Who fashioned and made us, protected ans stayed us, who guides us and leads to the end of our days.
His banners are o’er us, his light goes before us, a pillar of fire shining forth in the night,
’til shadows have vanished and darkness is banished, as forward we travel from light into light.”
Thanksgiving is close upon us, and what a great and refreshing time of the year it is. If you’re like me, it takes me all the way to Thanksgiving day to really consider what I’m thankful for. Perhaps its because my family has a wonderful tradition of “passing the corn” and sharing what God has blessed us with in the last year, so the day-of I scramble for something to say! But what if I had a whole month of thankful reflection on God’s blessings? What if you used these next few weeks to practice developing a thankful heart?
Ted opened our brief series on thankfulness by helping us see some of the reasons why we may not have thankful hearts and lives. Perhaps a most poignant illustration involves agriculture. Ted used blueberries, but since I grew up just a few miles from the strawberry capital of the world, I discovered this same phenomenon at work in strawberries. The berries need just the right amount of cold weather to grow. If they get too little, their growth will be truncated. However, and perhaps worse, if it gets too cold, the berries will just die. In this case, farmers will sprinkle a light layer of water on the berries right before it freezes. This “insulates” them at close to 32° so they will be protected against much colder temperatures. Its fascinating, really, but it is often the way our hearts insulate themselves against pain by retreating from thankfulness. Displaying our gratefulness inevitably brings us into the circle of vulnerability. To be thankful we have to actually engage with real people, in real circumstances, in this real world. We must leave the distant past of’ “what things used to be like,” come back from the fantasy world of “what we wish life were like,” and simply live in the present. Thankful hearts are hearts thoughtfully and gratefully embedded in the present.
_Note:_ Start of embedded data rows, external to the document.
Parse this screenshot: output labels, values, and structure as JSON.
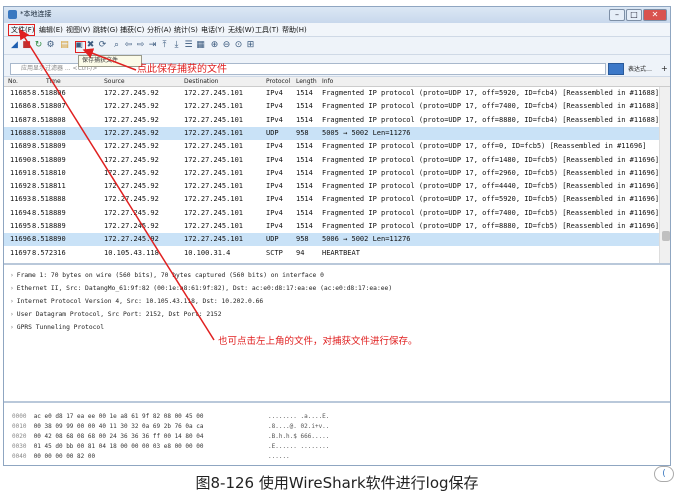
{
  "window": {
    "title": "*本地连接",
    "btn_min": "–",
    "btn_max": "□",
    "btn_close": "✕"
  },
  "menu": [
    "文件(F)",
    "编辑(E)",
    "视图(V)",
    "跳转(G)",
    "捕获(C)",
    "分析(A)",
    "统计(S)",
    "电话(Y)",
    "无线(W)",
    "工具(T)",
    "帮助(H)"
  ],
  "tooltip": "保存捕获文件",
  "filter": {
    "placeholder": "应用显示过滤器 ... <Ctrl-/>",
    "expression_label": "表达式…",
    "plus": "+"
  },
  "annotations": {
    "save_hint": "点此保存捕获的文件",
    "corner_hint": "也可点击左上角的文件，对捕获文件进行保存。"
  },
  "packet_list": {
    "columns": {
      "no": "No.",
      "time": "Time",
      "source": "Source",
      "destination": "Destination",
      "protocol": "Protocol",
      "length": "Length",
      "info": "Info"
    },
    "rows": [
      {
        "no": "11685",
        "time": "8.518806",
        "src": "172.27.245.92",
        "dst": "172.27.245.101",
        "proto": "IPv4",
        "len": "1514",
        "info": "Fragmented IP protocol (proto=UDP 17, off=5920, ID=fcb4) [Reassembled in #11688]"
      },
      {
        "no": "11686",
        "time": "8.518807",
        "src": "172.27.245.92",
        "dst": "172.27.245.101",
        "proto": "IPv4",
        "len": "1514",
        "info": "Fragmented IP protocol (proto=UDP 17, off=7400, ID=fcb4) [Reassembled in #11688]"
      },
      {
        "no": "11687",
        "time": "8.518808",
        "src": "172.27.245.92",
        "dst": "172.27.245.101",
        "proto": "IPv4",
        "len": "1514",
        "info": "Fragmented IP protocol (proto=UDP 17, off=8880, ID=fcb4) [Reassembled in #11688]"
      },
      {
        "no": "11688",
        "time": "8.518808",
        "src": "172.27.245.92",
        "dst": "172.27.245.101",
        "proto": "UDP",
        "len": "958",
        "info": "5005 → 5002 Len=11276"
      },
      {
        "no": "11689",
        "time": "8.518809",
        "src": "172.27.245.92",
        "dst": "172.27.245.101",
        "proto": "IPv4",
        "len": "1514",
        "info": "Fragmented IP protocol (proto=UDP 17, off=0, ID=fcb5) [Reassembled in #11696]"
      },
      {
        "no": "11690",
        "time": "8.518809",
        "src": "172.27.245.92",
        "dst": "172.27.245.101",
        "proto": "IPv4",
        "len": "1514",
        "info": "Fragmented IP protocol (proto=UDP 17, off=1480, ID=fcb5) [Reassembled in #11696]"
      },
      {
        "no": "11691",
        "time": "8.518810",
        "src": "172.27.245.92",
        "dst": "172.27.245.101",
        "proto": "IPv4",
        "len": "1514",
        "info": "Fragmented IP protocol (proto=UDP 17, off=2960, ID=fcb5) [Reassembled in #11696]"
      },
      {
        "no": "11692",
        "time": "8.518811",
        "src": "172.27.245.92",
        "dst": "172.27.245.101",
        "proto": "IPv4",
        "len": "1514",
        "info": "Fragmented IP protocol (proto=UDP 17, off=4440, ID=fcb5) [Reassembled in #11696]"
      },
      {
        "no": "11693",
        "time": "8.518888",
        "src": "172.27.245.92",
        "dst": "172.27.245.101",
        "proto": "IPv4",
        "len": "1514",
        "info": "Fragmented IP protocol (proto=UDP 17, off=5920, ID=fcb5) [Reassembled in #11696]"
      },
      {
        "no": "11694",
        "time": "8.518889",
        "src": "172.27.245.92",
        "dst": "172.27.245.101",
        "proto": "IPv4",
        "len": "1514",
        "info": "Fragmented IP protocol (proto=UDP 17, off=7400, ID=fcb5) [Reassembled in #11696]"
      },
      {
        "no": "11695",
        "time": "8.518889",
        "src": "172.27.245.92",
        "dst": "172.27.245.101",
        "proto": "IPv4",
        "len": "1514",
        "info": "Fragmented IP protocol (proto=UDP 17, off=8880, ID=fcb5) [Reassembled in #11696]"
      },
      {
        "no": "11696",
        "time": "8.518890",
        "src": "172.27.245.92",
        "dst": "172.27.245.101",
        "proto": "UDP",
        "len": "958",
        "info": "5006 → 5002 Len=11276"
      },
      {
        "no": "11697",
        "time": "8.572316",
        "src": "10.105.43.118",
        "dst": "10.100.31.4",
        "proto": "SCTP",
        "len": "94",
        "info": "HEARTBEAT"
      }
    ]
  },
  "details": [
    "Frame 1: 70 bytes on wire (560 bits), 70 bytes captured (560 bits) on interface 0",
    "Ethernet II, Src: DatangMo_61:9f:82 (00:1e:a8:61:9f:82), Dst: ac:e0:d8:17:ea:ee (ac:e0:d8:17:ea:ee)",
    "Internet Protocol Version 4, Src: 10.105.43.118, Dst: 10.202.0.66",
    "User Datagram Protocol, Src Port: 2152, Dst Port: 2152",
    "GPRS Tunneling Protocol"
  ],
  "hex": [
    {
      "off": "0000",
      "bytes": "ac e0 d8 17 ea ee 00 1e  a8 61 9f 82 08 00 45 00",
      "ascii": "........ .a....E."
    },
    {
      "off": "0010",
      "bytes": "00 38 09 99 00 00 40 11  30 32 0a 69 2b 76 0a ca",
      "ascii": ".8....@. 02.i+v.."
    },
    {
      "off": "0020",
      "bytes": "00 42 08 68 08 68 00 24  36 36 36 ff 00 14 80 04",
      "ascii": ".B.h.h.$ 666....."
    },
    {
      "off": "0030",
      "bytes": "01 45 d0 bb 00 81 04 18  00 00 00 03 e8 00 00 00",
      "ascii": ".E...... ........"
    },
    {
      "off": "0040",
      "bytes": "00 00 00 00 82 00",
      "ascii": "......"
    }
  ],
  "caption": "图8-126   使用WireShark软件进行log保存",
  "colors": {
    "annotation": "#e02020",
    "selected_row": "#c9e2f7"
  }
}
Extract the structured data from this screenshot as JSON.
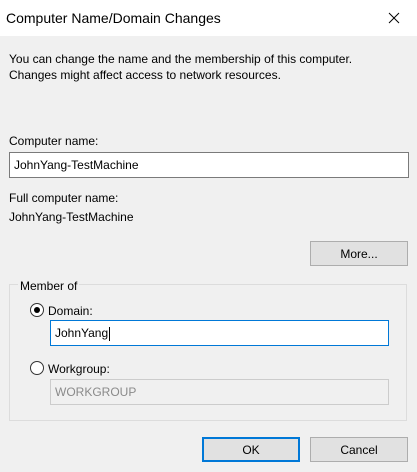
{
  "window": {
    "title": "Computer Name/Domain Changes",
    "close_icon": "close-icon"
  },
  "description": {
    "line1": "You can change the name and the membership of this computer.",
    "line2": "Changes might affect access to network resources."
  },
  "computer_name": {
    "label": "Computer name:",
    "value": "JohnYang-TestMachine"
  },
  "full_computer_name": {
    "label": "Full computer name:",
    "value": "JohnYang-TestMachine"
  },
  "more_button": "More...",
  "member_of": {
    "legend": "Member of",
    "domain": {
      "label": "Domain:",
      "selected": true,
      "value": "JohnYang"
    },
    "workgroup": {
      "label": "Workgroup:",
      "selected": false,
      "value": "WORKGROUP"
    }
  },
  "buttons": {
    "ok": "OK",
    "cancel": "Cancel"
  },
  "colors": {
    "focus_border": "#0078d7",
    "dialog_bg": "#f0f0f0"
  }
}
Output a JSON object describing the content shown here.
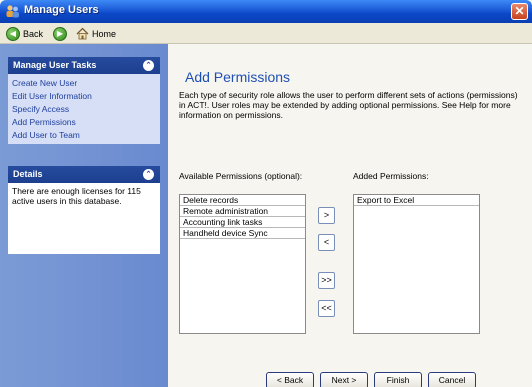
{
  "window": {
    "title": "Manage Users",
    "close_glyph": "✕"
  },
  "nav": {
    "back_label": "Back",
    "back_glyph": "◀",
    "forward_glyph": "▶",
    "home_label": "Home"
  },
  "sidebar": {
    "tasks_header": "Manage User Tasks",
    "collapse_glyph": "⌃",
    "tasks": [
      {
        "label": "Create New User"
      },
      {
        "label": "Edit User Information"
      },
      {
        "label": "Specify Access"
      },
      {
        "label": "Add Permissions"
      },
      {
        "label": "Add User to Team"
      }
    ],
    "details_header": "Details",
    "details_text": "There are enough licenses for 115 active users in this database."
  },
  "main": {
    "heading": "Add Permissions",
    "description": "Each type of security role allows the user to perform different sets of actions (permissions) in ACT!. User roles may be extended by adding optional permissions. See Help for more information on permissions.",
    "available_label": "Available Permissions (optional):",
    "added_label": "Added Permissions:",
    "available": [
      "Delete records",
      "Remote administration",
      "Accounting link tasks",
      "Handheld device Sync"
    ],
    "added": [
      "Export to Excel"
    ],
    "move_buttons": {
      "add": ">",
      "remove": "<",
      "add_all": ">>",
      "remove_all": "<<"
    }
  },
  "footer": {
    "back": "< Back",
    "next": "Next >",
    "finish": "Finish",
    "cancel": "Cancel"
  }
}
And so I suppose the simplest question for the day is, “what are you thankful for today, in this season?” This is why I love the first line from the hymn above: “Let all things now living a song of thanksgiving to God the Creator triumphantly raise.” It reminds us that, in God’s family, every season, for every living thing, is a season for thankful living. If it hasn’t already, may this season of thankfulness for you begin today.